## Problem to work on
Check every line in the records below for the word "swapped" and report how many have it, nothing more.

****

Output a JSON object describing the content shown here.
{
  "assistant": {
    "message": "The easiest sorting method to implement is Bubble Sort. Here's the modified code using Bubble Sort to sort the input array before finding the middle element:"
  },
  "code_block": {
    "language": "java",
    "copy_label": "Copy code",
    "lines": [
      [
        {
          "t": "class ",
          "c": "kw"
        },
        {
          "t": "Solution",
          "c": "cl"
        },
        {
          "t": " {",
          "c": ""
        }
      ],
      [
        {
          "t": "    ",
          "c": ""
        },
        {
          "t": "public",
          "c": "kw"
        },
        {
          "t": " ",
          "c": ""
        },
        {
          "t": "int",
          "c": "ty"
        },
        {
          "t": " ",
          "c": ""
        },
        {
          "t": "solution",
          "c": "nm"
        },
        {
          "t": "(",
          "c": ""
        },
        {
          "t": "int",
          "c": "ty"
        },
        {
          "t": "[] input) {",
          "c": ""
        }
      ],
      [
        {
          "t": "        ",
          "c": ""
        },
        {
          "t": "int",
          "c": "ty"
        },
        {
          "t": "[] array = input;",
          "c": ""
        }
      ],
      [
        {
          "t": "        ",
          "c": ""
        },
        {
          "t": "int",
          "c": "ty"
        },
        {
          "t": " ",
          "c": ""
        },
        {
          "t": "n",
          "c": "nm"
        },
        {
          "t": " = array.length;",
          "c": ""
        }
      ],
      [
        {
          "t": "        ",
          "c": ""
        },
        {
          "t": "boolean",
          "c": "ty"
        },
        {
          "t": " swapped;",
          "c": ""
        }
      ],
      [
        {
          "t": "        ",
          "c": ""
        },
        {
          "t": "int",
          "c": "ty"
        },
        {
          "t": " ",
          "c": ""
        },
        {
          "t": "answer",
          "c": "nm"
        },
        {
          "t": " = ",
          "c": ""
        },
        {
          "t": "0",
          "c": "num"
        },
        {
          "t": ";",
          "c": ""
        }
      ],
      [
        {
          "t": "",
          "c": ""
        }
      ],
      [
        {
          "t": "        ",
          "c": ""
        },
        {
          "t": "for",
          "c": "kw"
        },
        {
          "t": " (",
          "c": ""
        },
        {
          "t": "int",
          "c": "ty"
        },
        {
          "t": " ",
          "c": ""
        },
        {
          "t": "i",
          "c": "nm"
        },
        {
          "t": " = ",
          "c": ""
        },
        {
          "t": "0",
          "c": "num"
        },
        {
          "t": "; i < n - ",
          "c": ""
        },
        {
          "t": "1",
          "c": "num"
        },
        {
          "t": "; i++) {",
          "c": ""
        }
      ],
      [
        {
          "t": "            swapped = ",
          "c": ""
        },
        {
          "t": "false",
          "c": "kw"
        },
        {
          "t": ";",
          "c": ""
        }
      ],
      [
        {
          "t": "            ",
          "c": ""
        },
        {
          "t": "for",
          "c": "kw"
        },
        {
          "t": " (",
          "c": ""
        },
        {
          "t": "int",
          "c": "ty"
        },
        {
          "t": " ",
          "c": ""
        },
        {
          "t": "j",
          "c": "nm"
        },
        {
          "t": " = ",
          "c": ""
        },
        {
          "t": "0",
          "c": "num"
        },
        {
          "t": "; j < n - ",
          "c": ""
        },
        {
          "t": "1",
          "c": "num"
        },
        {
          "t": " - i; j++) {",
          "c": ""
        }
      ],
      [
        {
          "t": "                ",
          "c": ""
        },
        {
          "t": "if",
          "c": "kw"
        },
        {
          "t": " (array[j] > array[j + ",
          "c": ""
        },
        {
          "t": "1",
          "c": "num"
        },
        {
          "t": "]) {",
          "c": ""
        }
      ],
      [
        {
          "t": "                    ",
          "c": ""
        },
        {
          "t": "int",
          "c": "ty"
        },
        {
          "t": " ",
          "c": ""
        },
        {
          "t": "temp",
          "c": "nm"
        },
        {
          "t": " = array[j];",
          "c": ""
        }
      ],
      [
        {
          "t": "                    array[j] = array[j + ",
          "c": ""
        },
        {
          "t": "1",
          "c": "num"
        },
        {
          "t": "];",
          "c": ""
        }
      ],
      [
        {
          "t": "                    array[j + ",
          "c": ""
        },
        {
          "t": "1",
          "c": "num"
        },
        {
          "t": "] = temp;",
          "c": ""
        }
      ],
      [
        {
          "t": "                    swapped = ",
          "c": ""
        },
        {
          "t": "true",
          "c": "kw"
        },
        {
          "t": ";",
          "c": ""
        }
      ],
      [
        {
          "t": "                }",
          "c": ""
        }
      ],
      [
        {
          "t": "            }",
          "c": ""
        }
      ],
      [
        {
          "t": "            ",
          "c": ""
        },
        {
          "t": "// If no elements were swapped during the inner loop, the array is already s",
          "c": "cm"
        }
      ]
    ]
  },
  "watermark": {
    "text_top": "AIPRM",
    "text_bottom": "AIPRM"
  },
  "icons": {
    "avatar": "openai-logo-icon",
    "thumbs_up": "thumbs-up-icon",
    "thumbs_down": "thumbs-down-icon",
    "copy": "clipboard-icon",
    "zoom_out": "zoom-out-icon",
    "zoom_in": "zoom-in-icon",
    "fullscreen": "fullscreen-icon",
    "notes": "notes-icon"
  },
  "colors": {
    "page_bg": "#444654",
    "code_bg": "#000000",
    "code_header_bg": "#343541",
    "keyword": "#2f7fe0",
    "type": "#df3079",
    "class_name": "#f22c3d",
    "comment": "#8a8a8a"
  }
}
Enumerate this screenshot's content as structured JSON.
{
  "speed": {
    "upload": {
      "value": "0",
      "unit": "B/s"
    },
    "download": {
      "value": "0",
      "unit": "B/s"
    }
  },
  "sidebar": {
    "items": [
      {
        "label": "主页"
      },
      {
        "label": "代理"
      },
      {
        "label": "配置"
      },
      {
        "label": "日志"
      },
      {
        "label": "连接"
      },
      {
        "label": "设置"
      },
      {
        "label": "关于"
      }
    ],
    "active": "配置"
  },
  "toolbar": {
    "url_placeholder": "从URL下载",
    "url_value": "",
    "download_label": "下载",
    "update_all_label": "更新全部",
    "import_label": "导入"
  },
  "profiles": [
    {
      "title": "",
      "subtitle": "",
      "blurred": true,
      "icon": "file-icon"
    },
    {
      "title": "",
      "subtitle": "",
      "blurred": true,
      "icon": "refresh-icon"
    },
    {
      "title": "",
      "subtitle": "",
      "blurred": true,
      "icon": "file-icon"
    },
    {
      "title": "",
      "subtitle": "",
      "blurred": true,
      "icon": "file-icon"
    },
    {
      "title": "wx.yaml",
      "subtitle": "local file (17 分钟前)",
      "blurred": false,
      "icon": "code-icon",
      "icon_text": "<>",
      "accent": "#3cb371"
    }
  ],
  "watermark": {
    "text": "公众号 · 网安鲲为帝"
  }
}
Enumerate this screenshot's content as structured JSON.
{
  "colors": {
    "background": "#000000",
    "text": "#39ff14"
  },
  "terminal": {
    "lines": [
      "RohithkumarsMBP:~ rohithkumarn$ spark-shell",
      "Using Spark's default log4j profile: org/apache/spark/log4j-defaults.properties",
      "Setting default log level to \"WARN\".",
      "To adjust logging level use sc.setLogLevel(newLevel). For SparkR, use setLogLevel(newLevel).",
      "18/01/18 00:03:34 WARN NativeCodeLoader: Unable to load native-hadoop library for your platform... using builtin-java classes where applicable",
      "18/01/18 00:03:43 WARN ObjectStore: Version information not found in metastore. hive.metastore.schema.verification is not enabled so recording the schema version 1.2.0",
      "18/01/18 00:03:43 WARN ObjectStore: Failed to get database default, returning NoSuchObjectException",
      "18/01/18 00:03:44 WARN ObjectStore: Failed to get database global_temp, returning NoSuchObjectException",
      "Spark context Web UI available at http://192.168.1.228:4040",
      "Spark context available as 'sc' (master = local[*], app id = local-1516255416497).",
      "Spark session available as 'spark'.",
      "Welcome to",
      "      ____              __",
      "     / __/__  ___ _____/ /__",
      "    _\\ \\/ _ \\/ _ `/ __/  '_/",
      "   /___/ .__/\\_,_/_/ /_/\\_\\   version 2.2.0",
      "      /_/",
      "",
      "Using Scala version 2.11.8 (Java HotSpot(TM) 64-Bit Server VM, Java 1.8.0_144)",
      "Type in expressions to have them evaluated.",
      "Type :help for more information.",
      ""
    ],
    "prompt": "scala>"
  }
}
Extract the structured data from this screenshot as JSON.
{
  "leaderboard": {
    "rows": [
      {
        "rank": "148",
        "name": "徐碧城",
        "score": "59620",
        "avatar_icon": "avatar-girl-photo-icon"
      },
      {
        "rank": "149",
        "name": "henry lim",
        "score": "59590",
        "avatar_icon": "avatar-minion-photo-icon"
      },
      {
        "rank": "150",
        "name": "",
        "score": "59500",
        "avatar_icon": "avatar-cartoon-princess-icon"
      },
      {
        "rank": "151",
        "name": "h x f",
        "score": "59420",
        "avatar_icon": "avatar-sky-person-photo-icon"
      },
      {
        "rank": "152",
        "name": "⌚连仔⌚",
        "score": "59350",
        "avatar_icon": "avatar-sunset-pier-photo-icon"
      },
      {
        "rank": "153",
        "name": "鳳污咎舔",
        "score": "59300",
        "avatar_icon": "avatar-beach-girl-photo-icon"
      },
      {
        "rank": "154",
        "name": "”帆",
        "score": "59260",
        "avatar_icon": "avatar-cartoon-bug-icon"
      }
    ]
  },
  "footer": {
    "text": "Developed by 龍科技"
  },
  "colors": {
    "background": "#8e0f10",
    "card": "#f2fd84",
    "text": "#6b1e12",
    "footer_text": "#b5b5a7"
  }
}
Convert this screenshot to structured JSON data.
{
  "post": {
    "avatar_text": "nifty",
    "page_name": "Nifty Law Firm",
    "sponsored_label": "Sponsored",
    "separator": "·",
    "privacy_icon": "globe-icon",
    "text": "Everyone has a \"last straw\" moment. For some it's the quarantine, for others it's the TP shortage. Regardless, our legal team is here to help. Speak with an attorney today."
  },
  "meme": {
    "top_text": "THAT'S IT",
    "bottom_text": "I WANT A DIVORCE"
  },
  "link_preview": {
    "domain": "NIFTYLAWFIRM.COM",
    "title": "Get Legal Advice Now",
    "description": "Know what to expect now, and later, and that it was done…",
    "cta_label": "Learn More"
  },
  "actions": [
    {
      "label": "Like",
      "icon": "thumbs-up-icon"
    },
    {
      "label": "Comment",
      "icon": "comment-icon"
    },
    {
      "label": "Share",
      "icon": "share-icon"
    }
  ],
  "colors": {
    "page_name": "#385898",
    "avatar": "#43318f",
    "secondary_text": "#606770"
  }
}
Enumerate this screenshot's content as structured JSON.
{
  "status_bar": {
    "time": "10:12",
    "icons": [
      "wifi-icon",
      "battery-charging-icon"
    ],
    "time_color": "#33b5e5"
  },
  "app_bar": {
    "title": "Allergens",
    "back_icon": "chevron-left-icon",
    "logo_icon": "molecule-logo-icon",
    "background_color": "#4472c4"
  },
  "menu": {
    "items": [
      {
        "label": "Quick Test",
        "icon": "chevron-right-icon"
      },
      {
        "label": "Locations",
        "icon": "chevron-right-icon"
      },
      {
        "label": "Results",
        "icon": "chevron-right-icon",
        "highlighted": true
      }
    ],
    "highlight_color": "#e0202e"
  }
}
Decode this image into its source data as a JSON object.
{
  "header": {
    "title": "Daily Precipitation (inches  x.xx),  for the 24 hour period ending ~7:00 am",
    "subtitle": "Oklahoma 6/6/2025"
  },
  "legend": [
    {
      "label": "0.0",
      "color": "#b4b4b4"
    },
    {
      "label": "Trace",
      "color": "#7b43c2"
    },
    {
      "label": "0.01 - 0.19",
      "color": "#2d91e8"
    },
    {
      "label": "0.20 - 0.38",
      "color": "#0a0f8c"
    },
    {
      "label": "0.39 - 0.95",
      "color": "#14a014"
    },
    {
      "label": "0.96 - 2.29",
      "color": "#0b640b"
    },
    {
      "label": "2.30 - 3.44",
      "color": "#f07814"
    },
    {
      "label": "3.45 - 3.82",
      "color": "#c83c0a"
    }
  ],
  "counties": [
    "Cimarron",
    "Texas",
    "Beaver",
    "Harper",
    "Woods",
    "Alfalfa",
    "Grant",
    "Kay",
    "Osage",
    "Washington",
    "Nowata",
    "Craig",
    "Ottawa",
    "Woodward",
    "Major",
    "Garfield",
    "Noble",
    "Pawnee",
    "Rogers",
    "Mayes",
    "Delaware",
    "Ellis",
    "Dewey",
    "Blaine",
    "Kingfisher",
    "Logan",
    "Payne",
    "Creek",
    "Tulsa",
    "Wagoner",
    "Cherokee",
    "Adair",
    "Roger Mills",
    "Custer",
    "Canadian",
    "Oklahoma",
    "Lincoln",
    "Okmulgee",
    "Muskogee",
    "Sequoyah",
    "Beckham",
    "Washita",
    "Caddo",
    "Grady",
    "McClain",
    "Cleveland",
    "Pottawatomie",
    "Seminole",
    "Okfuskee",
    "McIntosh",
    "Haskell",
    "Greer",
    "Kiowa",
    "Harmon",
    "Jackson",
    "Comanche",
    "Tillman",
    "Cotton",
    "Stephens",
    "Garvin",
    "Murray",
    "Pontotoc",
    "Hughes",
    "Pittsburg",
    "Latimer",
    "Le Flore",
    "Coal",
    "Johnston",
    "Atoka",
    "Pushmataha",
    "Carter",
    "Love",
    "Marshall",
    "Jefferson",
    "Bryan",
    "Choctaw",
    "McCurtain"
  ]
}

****

## Answer box
4